… love your neighbor as yourself.
When Jesus said this to the Pharisees as part of his response to their question about the greatest commandment, Jesus assumed that the Pharisees, and us as readers of Matthew’s gospel, love ourselves.
The focus of Jesus’ command is to love our neighbor. This takes many forms. It’s not an option. It’s the second-most important command Jesus gave us, behind loving God with all our heart, soul, strength and mind.
But how can we love our neighbor if we don’t love ourselves?
Am I the only person who asks this question?
I know my sins and shortcomings far better than anyone else does. And I’m sure God knows about sins I commit that I’m not even aware of.
I know God forgives me. I really do.
But can I forgive myself?
As a result, over time, I’ve learned to bury my feelings deep in my heart. I can’t remember the last time I cried.
A friend asks me frequently who the Detroit Lions’ next opponent is, since he knows I lived most of my adult life in Michigan (I’m in Ohio now). I’m in a family-based NFL pool so I pick the winners and point spread of each game. Still, I often don’t remember who the Lions are playing.
Very little in life registers with me. Nothing penetrates my deep inner being. I feel like I’m just going through the motions.
How can I love my neighbor when I have no feelings for myself?
Several good friends recently attended a weekend men’s retreat based on a book by John Eldredge, “Wild at Heart.” I didn’t attend the retreat, but I’ve read the book.
When they told our Wednesday men’s group at church how the retreat went down, they emphasized two themes that I relate to very well, themes that Eldredge knows affect men deeply.
The father wound
All men have a wound in our hearts. For most of us, that wound comes from our father.
I never doubted my dad’s love for my sister and me. He was (and still is – he’s 84) the strong, silent type. He’s opening up more now, but as a child I didn’t receive hugs, praise, verbal encouragement or emotional support. There are reasons for this; his own childhood was not that way either.
I didn’t realize all this until I became an adult. Indeed, I’m still figuring this out.
I decided I wanted to break the cycle, to give our sons what I didn’t have.
All three of our sons are adults now, living on their own and doing well.
However, none of them are married. More than that, none of them have ever had a significant girlfriend, to my knowledge.
And that’s OK. There’s benefits to being single.
But I passed the father wound to my sons.
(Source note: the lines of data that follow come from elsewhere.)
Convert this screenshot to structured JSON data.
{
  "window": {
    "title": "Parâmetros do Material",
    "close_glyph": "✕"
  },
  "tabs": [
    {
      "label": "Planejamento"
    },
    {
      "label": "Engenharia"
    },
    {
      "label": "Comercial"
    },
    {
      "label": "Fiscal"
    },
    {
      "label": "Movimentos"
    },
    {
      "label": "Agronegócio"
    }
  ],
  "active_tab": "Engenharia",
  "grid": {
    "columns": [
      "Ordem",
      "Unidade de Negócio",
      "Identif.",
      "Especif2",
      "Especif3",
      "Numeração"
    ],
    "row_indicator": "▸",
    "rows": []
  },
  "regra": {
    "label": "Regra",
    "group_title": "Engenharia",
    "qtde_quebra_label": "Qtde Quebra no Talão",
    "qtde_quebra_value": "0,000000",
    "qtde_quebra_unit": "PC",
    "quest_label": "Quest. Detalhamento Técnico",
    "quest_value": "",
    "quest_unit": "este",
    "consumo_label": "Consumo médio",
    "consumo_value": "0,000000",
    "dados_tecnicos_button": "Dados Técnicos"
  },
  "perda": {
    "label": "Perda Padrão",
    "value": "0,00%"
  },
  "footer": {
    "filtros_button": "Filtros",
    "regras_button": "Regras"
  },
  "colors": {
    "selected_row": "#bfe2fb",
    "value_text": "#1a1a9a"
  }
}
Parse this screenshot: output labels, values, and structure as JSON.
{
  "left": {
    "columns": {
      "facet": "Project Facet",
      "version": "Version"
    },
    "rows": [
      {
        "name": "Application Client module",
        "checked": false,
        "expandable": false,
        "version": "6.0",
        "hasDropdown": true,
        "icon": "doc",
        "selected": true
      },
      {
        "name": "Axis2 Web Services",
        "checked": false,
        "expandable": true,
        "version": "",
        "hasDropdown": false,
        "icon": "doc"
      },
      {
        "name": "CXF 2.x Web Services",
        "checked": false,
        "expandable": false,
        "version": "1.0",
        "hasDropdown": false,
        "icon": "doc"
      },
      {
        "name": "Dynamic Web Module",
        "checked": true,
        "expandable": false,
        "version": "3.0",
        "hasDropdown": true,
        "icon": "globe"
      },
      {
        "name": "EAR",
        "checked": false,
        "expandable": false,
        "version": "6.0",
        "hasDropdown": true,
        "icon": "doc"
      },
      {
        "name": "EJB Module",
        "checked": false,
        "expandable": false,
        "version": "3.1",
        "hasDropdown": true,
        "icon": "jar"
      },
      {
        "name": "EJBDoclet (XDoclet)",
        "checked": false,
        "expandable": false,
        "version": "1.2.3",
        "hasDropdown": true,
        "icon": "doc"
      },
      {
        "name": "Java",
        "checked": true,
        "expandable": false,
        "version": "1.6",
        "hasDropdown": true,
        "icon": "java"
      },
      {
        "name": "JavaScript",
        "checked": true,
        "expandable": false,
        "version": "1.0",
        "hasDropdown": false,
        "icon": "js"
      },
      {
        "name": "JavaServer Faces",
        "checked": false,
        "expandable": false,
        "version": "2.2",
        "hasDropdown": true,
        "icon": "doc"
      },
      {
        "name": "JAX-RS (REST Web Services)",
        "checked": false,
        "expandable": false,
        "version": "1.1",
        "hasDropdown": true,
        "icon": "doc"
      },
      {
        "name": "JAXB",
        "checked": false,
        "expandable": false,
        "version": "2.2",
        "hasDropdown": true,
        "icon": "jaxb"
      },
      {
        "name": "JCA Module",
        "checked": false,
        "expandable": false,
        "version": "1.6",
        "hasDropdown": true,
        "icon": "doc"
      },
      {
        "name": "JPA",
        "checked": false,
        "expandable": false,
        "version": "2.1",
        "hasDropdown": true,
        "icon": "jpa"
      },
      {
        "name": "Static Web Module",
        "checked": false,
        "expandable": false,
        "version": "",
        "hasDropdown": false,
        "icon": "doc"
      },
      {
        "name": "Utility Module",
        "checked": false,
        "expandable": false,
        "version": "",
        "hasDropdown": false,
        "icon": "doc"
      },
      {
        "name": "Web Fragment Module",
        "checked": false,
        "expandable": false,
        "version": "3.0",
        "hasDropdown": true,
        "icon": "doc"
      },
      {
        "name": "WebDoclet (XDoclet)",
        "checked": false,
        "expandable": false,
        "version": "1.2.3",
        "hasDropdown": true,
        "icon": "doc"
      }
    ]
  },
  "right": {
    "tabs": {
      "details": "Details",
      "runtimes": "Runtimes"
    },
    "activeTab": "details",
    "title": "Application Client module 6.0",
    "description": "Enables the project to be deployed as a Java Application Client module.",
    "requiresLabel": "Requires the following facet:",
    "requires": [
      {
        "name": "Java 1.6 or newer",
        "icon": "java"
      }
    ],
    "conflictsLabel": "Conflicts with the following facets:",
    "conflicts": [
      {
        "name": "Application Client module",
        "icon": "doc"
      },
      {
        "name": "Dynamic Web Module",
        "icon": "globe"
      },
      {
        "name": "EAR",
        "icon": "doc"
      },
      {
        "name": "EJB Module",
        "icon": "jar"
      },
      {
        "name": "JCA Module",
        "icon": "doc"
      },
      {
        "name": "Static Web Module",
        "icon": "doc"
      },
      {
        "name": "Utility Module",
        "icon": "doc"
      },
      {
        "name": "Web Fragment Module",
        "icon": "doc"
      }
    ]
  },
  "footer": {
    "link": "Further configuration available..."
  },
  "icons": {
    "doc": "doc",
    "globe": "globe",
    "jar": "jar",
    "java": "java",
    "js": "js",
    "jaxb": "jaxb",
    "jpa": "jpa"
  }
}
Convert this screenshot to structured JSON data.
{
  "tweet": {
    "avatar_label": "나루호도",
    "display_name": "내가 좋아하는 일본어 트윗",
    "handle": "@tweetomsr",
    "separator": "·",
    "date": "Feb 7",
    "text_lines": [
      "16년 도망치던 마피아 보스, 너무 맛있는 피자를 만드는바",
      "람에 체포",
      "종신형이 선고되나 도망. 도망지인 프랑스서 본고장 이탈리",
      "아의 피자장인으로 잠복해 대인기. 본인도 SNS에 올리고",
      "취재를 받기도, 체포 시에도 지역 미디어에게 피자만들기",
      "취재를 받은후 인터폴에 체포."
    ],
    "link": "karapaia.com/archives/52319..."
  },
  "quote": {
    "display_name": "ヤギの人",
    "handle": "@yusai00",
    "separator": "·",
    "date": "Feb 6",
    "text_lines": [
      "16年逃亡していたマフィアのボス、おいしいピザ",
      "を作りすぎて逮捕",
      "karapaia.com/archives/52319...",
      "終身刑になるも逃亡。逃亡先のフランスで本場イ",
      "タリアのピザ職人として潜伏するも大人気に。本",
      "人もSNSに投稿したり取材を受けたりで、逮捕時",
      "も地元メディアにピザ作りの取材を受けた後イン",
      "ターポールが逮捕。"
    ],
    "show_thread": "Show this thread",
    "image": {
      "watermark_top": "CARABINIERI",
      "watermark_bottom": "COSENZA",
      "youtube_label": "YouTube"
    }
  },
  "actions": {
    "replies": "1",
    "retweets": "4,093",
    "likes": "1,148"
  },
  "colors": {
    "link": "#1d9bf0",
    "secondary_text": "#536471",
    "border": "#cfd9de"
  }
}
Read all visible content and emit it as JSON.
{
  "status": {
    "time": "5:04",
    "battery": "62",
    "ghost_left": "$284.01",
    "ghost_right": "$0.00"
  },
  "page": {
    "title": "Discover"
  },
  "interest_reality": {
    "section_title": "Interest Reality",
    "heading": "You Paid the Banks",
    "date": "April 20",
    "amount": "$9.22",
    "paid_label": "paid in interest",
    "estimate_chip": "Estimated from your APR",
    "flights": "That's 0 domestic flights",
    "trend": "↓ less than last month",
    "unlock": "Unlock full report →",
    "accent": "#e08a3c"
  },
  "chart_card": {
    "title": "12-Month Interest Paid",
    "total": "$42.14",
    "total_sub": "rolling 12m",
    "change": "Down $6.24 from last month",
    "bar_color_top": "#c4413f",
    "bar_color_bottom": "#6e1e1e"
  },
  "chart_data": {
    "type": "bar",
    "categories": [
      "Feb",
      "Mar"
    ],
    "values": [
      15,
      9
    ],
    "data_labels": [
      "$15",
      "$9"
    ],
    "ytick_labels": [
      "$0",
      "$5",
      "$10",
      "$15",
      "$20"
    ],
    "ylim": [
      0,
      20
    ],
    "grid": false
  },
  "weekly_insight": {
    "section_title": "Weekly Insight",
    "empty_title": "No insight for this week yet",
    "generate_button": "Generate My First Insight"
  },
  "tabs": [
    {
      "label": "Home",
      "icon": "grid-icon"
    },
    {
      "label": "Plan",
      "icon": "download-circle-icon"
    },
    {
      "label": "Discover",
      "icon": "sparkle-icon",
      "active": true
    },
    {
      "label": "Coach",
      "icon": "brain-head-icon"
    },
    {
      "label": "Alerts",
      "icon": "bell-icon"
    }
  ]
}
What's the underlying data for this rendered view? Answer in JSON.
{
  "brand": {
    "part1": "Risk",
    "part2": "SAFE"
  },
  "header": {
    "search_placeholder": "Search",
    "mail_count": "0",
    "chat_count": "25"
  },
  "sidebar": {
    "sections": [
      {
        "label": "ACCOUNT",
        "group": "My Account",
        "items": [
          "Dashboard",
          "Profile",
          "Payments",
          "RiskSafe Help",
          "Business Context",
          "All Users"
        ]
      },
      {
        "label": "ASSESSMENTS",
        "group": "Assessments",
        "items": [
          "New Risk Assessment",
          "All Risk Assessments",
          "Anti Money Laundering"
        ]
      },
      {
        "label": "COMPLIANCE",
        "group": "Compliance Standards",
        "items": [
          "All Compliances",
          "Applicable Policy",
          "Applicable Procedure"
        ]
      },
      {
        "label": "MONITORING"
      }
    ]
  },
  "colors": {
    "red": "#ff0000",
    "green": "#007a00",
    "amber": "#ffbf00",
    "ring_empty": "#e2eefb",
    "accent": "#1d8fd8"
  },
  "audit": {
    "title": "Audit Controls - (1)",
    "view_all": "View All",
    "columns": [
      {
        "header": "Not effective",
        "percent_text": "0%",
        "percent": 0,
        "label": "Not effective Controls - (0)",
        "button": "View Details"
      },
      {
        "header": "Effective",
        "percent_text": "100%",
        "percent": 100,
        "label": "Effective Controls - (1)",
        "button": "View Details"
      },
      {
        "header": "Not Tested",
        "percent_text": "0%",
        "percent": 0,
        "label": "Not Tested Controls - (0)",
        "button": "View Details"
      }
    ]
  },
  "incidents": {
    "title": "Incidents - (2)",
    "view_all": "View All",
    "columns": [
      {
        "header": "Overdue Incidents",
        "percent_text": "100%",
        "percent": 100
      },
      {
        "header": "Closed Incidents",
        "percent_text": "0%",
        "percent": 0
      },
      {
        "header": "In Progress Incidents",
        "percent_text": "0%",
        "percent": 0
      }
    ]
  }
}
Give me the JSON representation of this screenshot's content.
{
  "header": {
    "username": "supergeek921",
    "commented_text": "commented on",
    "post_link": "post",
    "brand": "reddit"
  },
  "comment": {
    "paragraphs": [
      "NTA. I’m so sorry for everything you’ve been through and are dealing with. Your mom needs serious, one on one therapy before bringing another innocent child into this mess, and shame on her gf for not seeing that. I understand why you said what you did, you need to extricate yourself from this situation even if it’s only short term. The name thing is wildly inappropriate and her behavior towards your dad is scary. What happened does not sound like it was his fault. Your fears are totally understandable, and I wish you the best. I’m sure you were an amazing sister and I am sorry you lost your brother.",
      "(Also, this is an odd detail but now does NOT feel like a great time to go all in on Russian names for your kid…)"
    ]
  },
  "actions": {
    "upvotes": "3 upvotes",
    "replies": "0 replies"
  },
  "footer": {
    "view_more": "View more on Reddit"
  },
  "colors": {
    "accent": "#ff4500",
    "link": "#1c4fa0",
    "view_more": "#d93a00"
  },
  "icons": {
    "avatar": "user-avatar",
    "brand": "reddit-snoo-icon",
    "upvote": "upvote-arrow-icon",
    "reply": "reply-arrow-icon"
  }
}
I know I did.
Will the cycle ever end?
By the grace of God, and only by the grace of God, it can.
The second Eldredge theme proves why I bury my feelings. Like many men, I put my best face forward in public. If you ask me how I’m doing, I’ll say, “Fine” or “doing well” or something like that – even if I’m not.
I’m posing. I’m not being real with you.
Do you want a “real” answer when you ask me that question? I could give you an earful if I really wanted to.
I can talk superficially just fine. I’ll tell you about my job, a volunteer role or two I have, how our new house is coming along or the yardwork I’m doing – stuff like that.
Ask me how my soul is, and I most likely won’t give you a “real” answer. I have wounds in there, things I don’t like about myself. Things I’d rather hide.
Our Wednesday men’s group this fall is going through a video series on overcoming addictions, especially sexual addictions – because those in particular are so prevalent.
I’m not surprised that sexual harassment and worse is the issue of the day in the news. Pornography is huge. So are other sexual sins. The male species is exposed to it at a very early age – preteens for most boys. Did you know that?
It’s all over the internet, and boys have access to it (unless the parents have blocked it).
We men are posers, remember. We hide things. We’re very good at it.
But these sins have a way of showing up at very inopportune times.
I’m not saying every man is a sex addict. The temptation is there for every man (and boy), but we don’t have to give in to that temptation.
In fact, by the grace of God, and only by the grace of God, we can turn down that temptation – or overcome it if we’ve entered in to it.
We hide other things, too. Things we think. Money we spend. Things we do in private, when we’re sure no one is watching. (Do we ever want to get caught?)
I’d like to say I’ve figured out how to overcome the father wound and the poser mindset. I haven’t.
The speakers in the video series say there’s no quick fixes for this kind of stuff. It takes time, perhaps years. It takes accountability with other men who are willing to listen as we break down those poser walls and get real.
We know what we’re doing is wrong. We can’t stop by willpower. It just doesn’t work that way.
This is why it’s so hard to like ourselves. We hurt inside when we fail.
Sharing my feelings with someone else when I’ve literally never done that before doesn’t happen by chance. That too will take time.
In the meantime, don’t be so quick to judge me. Not all of us men are evil. Many of us want to get it right. We really do. Perhaps we just don’t know how.
Is that a sin?
Be patient with us, please. Encourage. Ask questions. Listen.
We probably won’t respond right away. Trust doesn’t come naturally.
We just might get there someday.
This is one way to love our neighbor. We listen to his story. We share ours.
Our real stories.
We become brothers.